YOUR GOAL>
Print the data below verbatim, minus images.

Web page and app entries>
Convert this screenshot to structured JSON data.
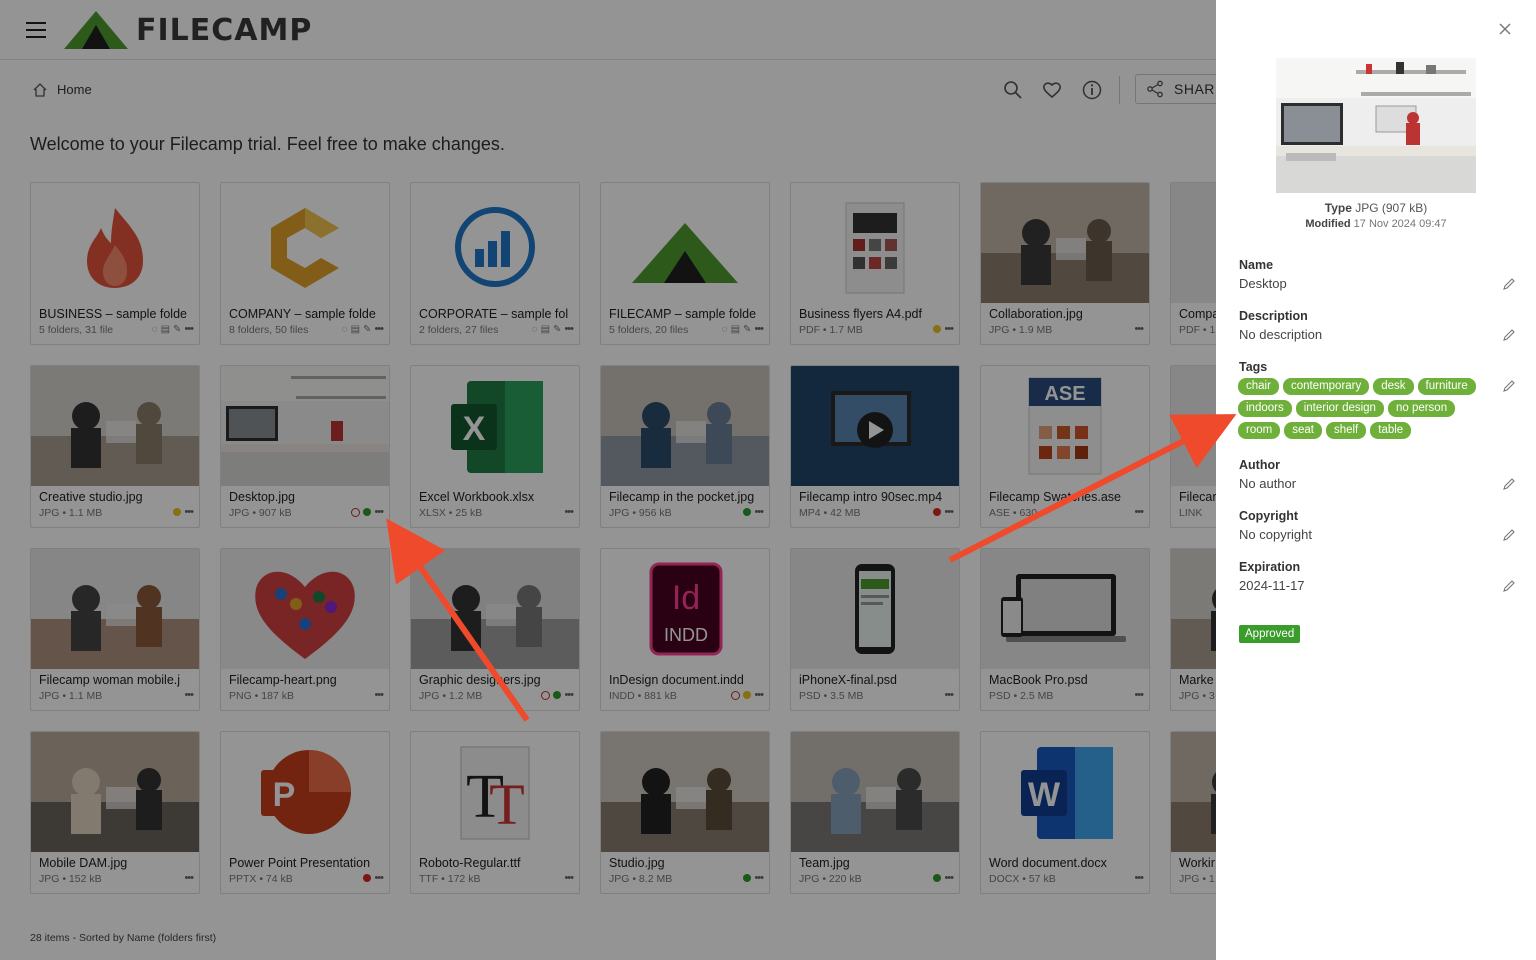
{
  "app": {
    "logo_text": "FILECAMP"
  },
  "breadcrumb": {
    "home": "Home"
  },
  "toolbar": {
    "share_label": "SHARE"
  },
  "welcome": "Welcome to your Filecamp trial. Feel free to make changes.",
  "items": [
    {
      "name": "BUSINESS – sample folde",
      "meta": "5 folders, 31 file",
      "thumb": "fire-logo"
    },
    {
      "name": "COMPANY – sample folde",
      "meta": "8 folders, 50 files",
      "thumb": "c-logo"
    },
    {
      "name": "CORPORATE – sample fol",
      "meta": "2 folders, 27 files",
      "thumb": "chart-logo"
    },
    {
      "name": "FILECAMP – sample folde",
      "meta": "5 folders, 20 files",
      "thumb": "filecamp-logo"
    },
    {
      "name": "Business flyers A4.pdf",
      "meta": "PDF • 1.7 MB",
      "thumb": "flyer-photo"
    },
    {
      "name": "Collaboration.jpg",
      "meta": "JPG • 1.9 MB",
      "thumb": "people-photo"
    },
    {
      "name": "Compa",
      "meta": "PDF • 1",
      "thumb": "blank"
    },
    {
      "name": "Creative studio.jpg",
      "meta": "JPG • 1.1 MB",
      "thumb": "office-photo"
    },
    {
      "name": "Desktop.jpg",
      "meta": "JPG • 907 kB",
      "thumb": "desk-photo"
    },
    {
      "name": "Excel Workbook.xlsx",
      "meta": "XLSX • 25 kB",
      "thumb": "excel-logo"
    },
    {
      "name": "Filecamp in the pocket.jpg",
      "meta": "JPG • 956 kB",
      "thumb": "pocket-photo"
    },
    {
      "name": "Filecamp intro 90sec.mp4",
      "meta": "MP4 • 42 MB",
      "thumb": "video-photo"
    },
    {
      "name": "Filecamp Swatches.ase",
      "meta": "ASE • 630",
      "thumb": "ase-logo"
    },
    {
      "name": "Filecar",
      "meta": "LINK",
      "thumb": "blank"
    },
    {
      "name": "Filecamp woman mobile.j",
      "meta": "JPG • 1.1 MB",
      "thumb": "woman-photo"
    },
    {
      "name": "Filecamp-heart.png",
      "meta": "PNG • 187 kB",
      "thumb": "heart-logo"
    },
    {
      "name": "Graphic designers.jpg",
      "meta": "JPG • 1.2 MB",
      "thumb": "designers-photo"
    },
    {
      "name": "InDesign document.indd",
      "meta": "INDD • 881 kB",
      "thumb": "indd-logo"
    },
    {
      "name": "iPhoneX-final.psd",
      "meta": "PSD • 3.5 MB",
      "thumb": "phone-logo"
    },
    {
      "name": "MacBook Pro.psd",
      "meta": "PSD • 2.5 MB",
      "thumb": "macbook-logo"
    },
    {
      "name": "Marke",
      "meta": "JPG • 3",
      "thumb": "office-photo"
    },
    {
      "name": "Mobile DAM.jpg",
      "meta": "JPG • 152 kB",
      "thumb": "mobile-photo"
    },
    {
      "name": "Power Point Presentation",
      "meta": "PPTX • 74 kB",
      "thumb": "ppt-logo"
    },
    {
      "name": "Roboto-Regular.ttf",
      "meta": "TTF • 172 kB",
      "thumb": "font-logo"
    },
    {
      "name": "Studio.jpg",
      "meta": "JPG • 8.2 MB",
      "thumb": "studio-photo"
    },
    {
      "name": "Team.jpg",
      "meta": "JPG • 220 kB",
      "thumb": "team-photo"
    },
    {
      "name": "Word document.docx",
      "meta": "DOCX • 57 kB",
      "thumb": "word-logo"
    },
    {
      "name": "Workir",
      "meta": "JPG • 1",
      "thumb": "people-photo"
    }
  ],
  "status_line": "28 items - Sorted by Name (folders first)",
  "panel": {
    "type_label": "Type",
    "type_value": "JPG (907 kB)",
    "modified_label": "Modified",
    "modified_value": "17 Nov 2024 09:47",
    "name_label": "Name",
    "name_value": "Desktop",
    "description_label": "Description",
    "description_value": "No description",
    "tags_label": "Tags",
    "tags": [
      "chair",
      "contemporary",
      "desk",
      "furniture",
      "indoors",
      "interior design",
      "no person",
      "room",
      "seat",
      "shelf",
      "table"
    ],
    "author_label": "Author",
    "author_value": "No author",
    "copyright_label": "Copyright",
    "copyright_value": "No copyright",
    "expiration_label": "Expiration",
    "expiration_value": "2024-11-17",
    "status_badge": "Approved"
  },
  "colors": {
    "tag_green": "#6fb03b",
    "approved_green": "#3a9c2b",
    "arrow_red": "#f04a2c"
  }
}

RESULT BELOW>
Convert this screenshot to structured JSON data.
{
  "app": {
    "logo_text": "FILECAMP"
  },
  "breadcrumb": {
    "home": "Home"
  },
  "toolbar": {
    "share_label": "SHARE"
  },
  "welcome": "Welcome to your Filecamp trial. Feel free to make changes.",
  "items": [
    {
      "name": "BUSINESS – sample folde",
      "meta": "5 folders, 31 file",
      "thumb": "fire-logo"
    },
    {
      "name": "COMPANY – sample folde",
      "meta": "8 folders, 50 files",
      "thumb": "c-logo"
    },
    {
      "name": "CORPORATE – sample fol",
      "meta": "2 folders, 27 files",
      "thumb": "chart-logo"
    },
    {
      "name": "FILECAMP – sample folde",
      "meta": "5 folders, 20 files",
      "thumb": "filecamp-logo"
    },
    {
      "name": "Business flyers A4.pdf",
      "meta": "PDF • 1.7 MB",
      "thumb": "flyer-photo"
    },
    {
      "name": "Collaboration.jpg",
      "meta": "JPG • 1.9 MB",
      "thumb": "people-photo"
    },
    {
      "name": "Compa",
      "meta": "PDF • 1",
      "thumb": "blank"
    },
    {
      "name": "Creative studio.jpg",
      "meta": "JPG • 1.1 MB",
      "thumb": "office-photo"
    },
    {
      "name": "Desktop.jpg",
      "meta": "JPG • 907 kB",
      "thumb": "desk-photo"
    },
    {
      "name": "Excel Workbook.xlsx",
      "meta": "XLSX • 25 kB",
      "thumb": "excel-logo"
    },
    {
      "name": "Filecamp in the pocket.jpg",
      "meta": "JPG • 956 kB",
      "thumb": "pocket-photo"
    },
    {
      "name": "Filecamp intro 90sec.mp4",
      "meta": "MP4 • 42 MB",
      "thumb": "video-photo"
    },
    {
      "name": "Filecamp Swatches.ase",
      "meta": "ASE • 630",
      "thumb": "ase-logo"
    },
    {
      "name": "Filecar",
      "meta": "LINK",
      "thumb": "blank"
    },
    {
      "name": "Filecamp woman mobile.j",
      "meta": "JPG • 1.1 MB",
      "thumb": "woman-photo"
    },
    {
      "name": "Filecamp-heart.png",
      "meta": "PNG • 187 kB",
      "thumb": "heart-logo"
    },
    {
      "name": "Graphic designers.jpg",
      "meta": "JPG • 1.2 MB",
      "thumb": "designers-photo"
    },
    {
      "name": "InDesign document.indd",
      "meta": "INDD • 881 kB",
      "thumb": "indd-logo"
    },
    {
      "name": "iPhoneX-final.psd",
      "meta": "PSD • 3.5 MB",
      "thumb": "phone-logo"
    },
    {
      "name": "MacBook Pro.psd",
      "meta": "PSD • 2.5 MB",
      "thumb": "macbook-logo"
    },
    {
      "name": "Marke",
      "meta": "JPG • 3",
      "thumb": "office-photo"
    },
    {
      "name": "Mobile DAM.jpg",
      "meta": "JPG • 152 kB",
      "thumb": "mobile-photo"
    },
    {
      "name": "Power Point Presentation",
      "meta": "PPTX • 74 kB",
      "thumb": "ppt-logo"
    },
    {
      "name": "Roboto-Regular.ttf",
      "meta": "TTF • 172 kB",
      "thumb": "font-logo"
    },
    {
      "name": "Studio.jpg",
      "meta": "JPG • 8.2 MB",
      "thumb": "studio-photo"
    },
    {
      "name": "Team.jpg",
      "meta": "JPG • 220 kB",
      "thumb": "team-photo"
    },
    {
      "name": "Word document.docx",
      "meta": "DOCX • 57 kB",
      "thumb": "word-logo"
    },
    {
      "name": "Workir",
      "meta": "JPG • 1",
      "thumb": "people-photo"
    }
  ],
  "status_line": "28 items - Sorted by Name (folders first)",
  "panel": {
    "type_label": "Type",
    "type_value": "JPG (907 kB)",
    "modified_label": "Modified",
    "modified_value": "17 Nov 2024 09:47",
    "name_label": "Name",
    "name_value": "Desktop",
    "description_label": "Description",
    "description_value": "No description",
    "tags_label": "Tags",
    "tags": [
      "chair",
      "contemporary",
      "desk",
      "furniture",
      "indoors",
      "interior design",
      "no person",
      "room",
      "seat",
      "shelf",
      "table"
    ],
    "author_label": "Author",
    "author_value": "No author",
    "copyright_label": "Copyright",
    "copyright_value": "No copyright",
    "expiration_label": "Expiration",
    "expiration_value": "2024-11-17",
    "status_badge": "Approved"
  },
  "colors": {
    "tag_green": "#6fb03b",
    "approved_green": "#3a9c2b",
    "arrow_red": "#f04a2c"
  }
}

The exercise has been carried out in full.